Our themes already additionally use (and thus require) the long established sliders, drop down selectors, check boxes and advanced (image thumbnail-based) selectors (like the ones we use for Layout and Image Border settings). EDIT: Some of these option types have been added to the Customizer API (as documented here).
The customizer is built to be expandable, but forcing it now when it doesn’t already have all the required field types will only mean developers will have to each write their own custom variant of new handlers, possibly ruining consistency, clarity and even security in the process.
Forcing us to move to the Customizer means we have to rewrite the handling for all these options – 270 separate options (counted in Nirvana; the other themes are very similar) making up about a third of our theme code for the new API.
Not to mention the limited space the Customizer provides. Imagine cramming up all options visible in the left image into the narrow grey sidebar visible in the right image. And that’s just one of the theme’s settings section…
We would need to give up on and drop all option types that are not currently supported (or write up custom handling code for theme – something which may not be viewed with good eyes by the theme review team). This is a lose-lose case both for us and themes users.

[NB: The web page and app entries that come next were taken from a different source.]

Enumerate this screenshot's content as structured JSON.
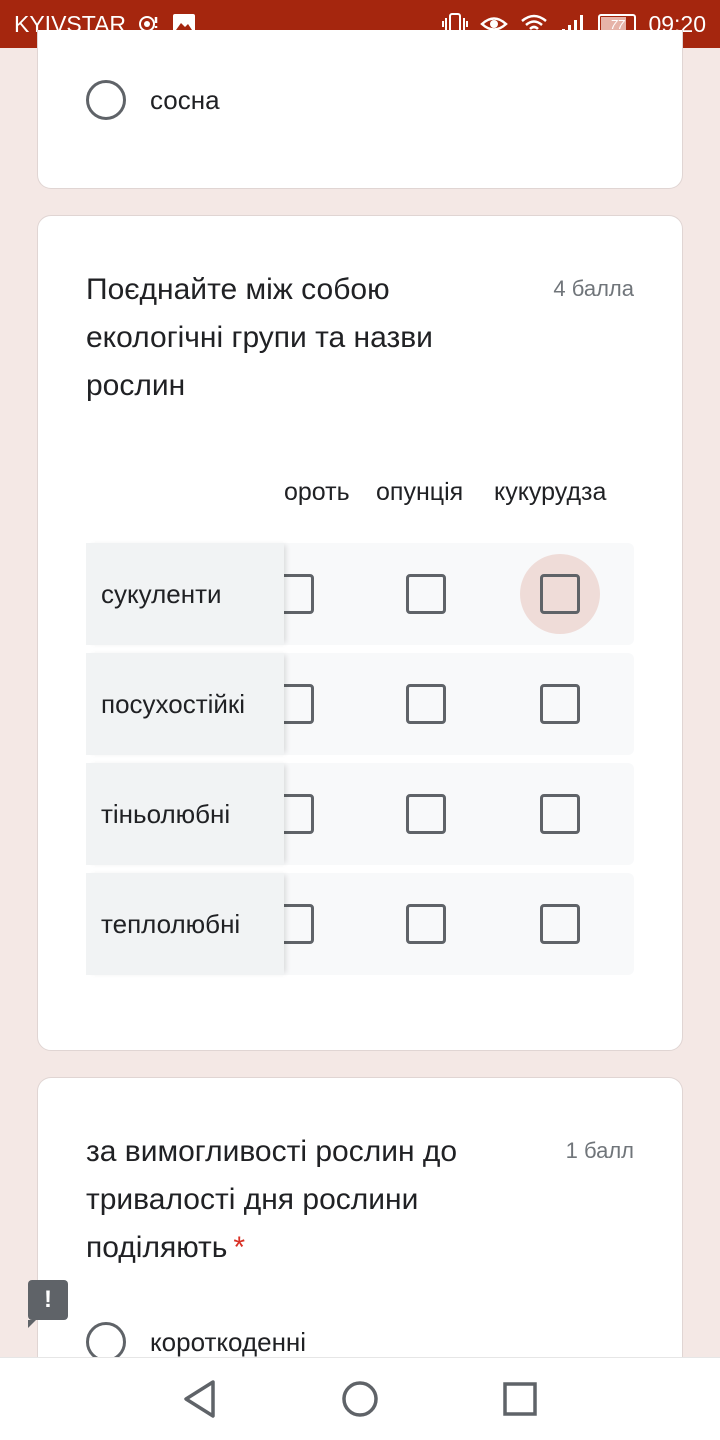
{
  "status_bar": {
    "carrier": "KYIVSTAR",
    "battery": "77",
    "time": "09:20"
  },
  "top_card": {
    "option_label": "сосна"
  },
  "grid_question": {
    "title": "Поєднайте між собою екологічні групи та назви рослин",
    "points": "4 балла",
    "columns": [
      "дуб скороть",
      "опунція",
      "кукурудза"
    ],
    "column_visible_text": [
      "ороть",
      "опунція",
      "кукурудза"
    ],
    "rows": [
      "сукуленти",
      "посухостійкі",
      "тіньолюбні",
      "теплолюбні"
    ]
  },
  "next_question": {
    "title": "за вимогливості рослин до тривалості дня рослини поділяють",
    "required_mark": "*",
    "points": "1 балл",
    "option_label": "короткоденні"
  },
  "colors": {
    "status_bar": "#a5260e",
    "background": "#f4e8e5",
    "ripple": "#efdcd8"
  }
}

All this rewriting would take a lot of time and effort (stolen from new options and new themes) and put it into something that isn’t yet mature enough or well laid out to be used for more than a screen-full of theme options…
The Customizer is a good idea. It should be promoted and recommended. But forcing it on everyone at this point is a poor decision.
If the new Customizer rule remains enforced, we’ll have a choice to make… and it can only be one of the following:
- waste a lot of time and effort to try to move (and adapt) as many options as possible into the Customizer but lose the rest / plenty of them
- waste some time and effort and move most used options into the Customizer but lose most of them
- remove all theme options
- provide the options via a plugin that is not available in the repository and requires a two-step manual installation
- stop submitting themes to the free repository (and provide manual updates instead)
We’d rather it’s neither of the above and we get to keep on providing theme options for everyone to customize our themes to the best of their abilities and desires.
We are not giving up on our themes, they are our beloved creations after all. We will try to fight this decision and we can use your help – if you have a WordPress.org/.com account, you can leave a comment in the official forum. Or write a post on your blog or site, spread the word.
And if all fails we’ll do our best to find alternative solutions to keeping the options page included.
Let us know what you think about this in the poll below (or use the comments if the poll is not enough).
The original forum is located here:
If you have a WordPress.com/.org account you can have your say in this subject too. Bigger names* have changed their decisions based on user feedback before….
Additional discussions on the subject: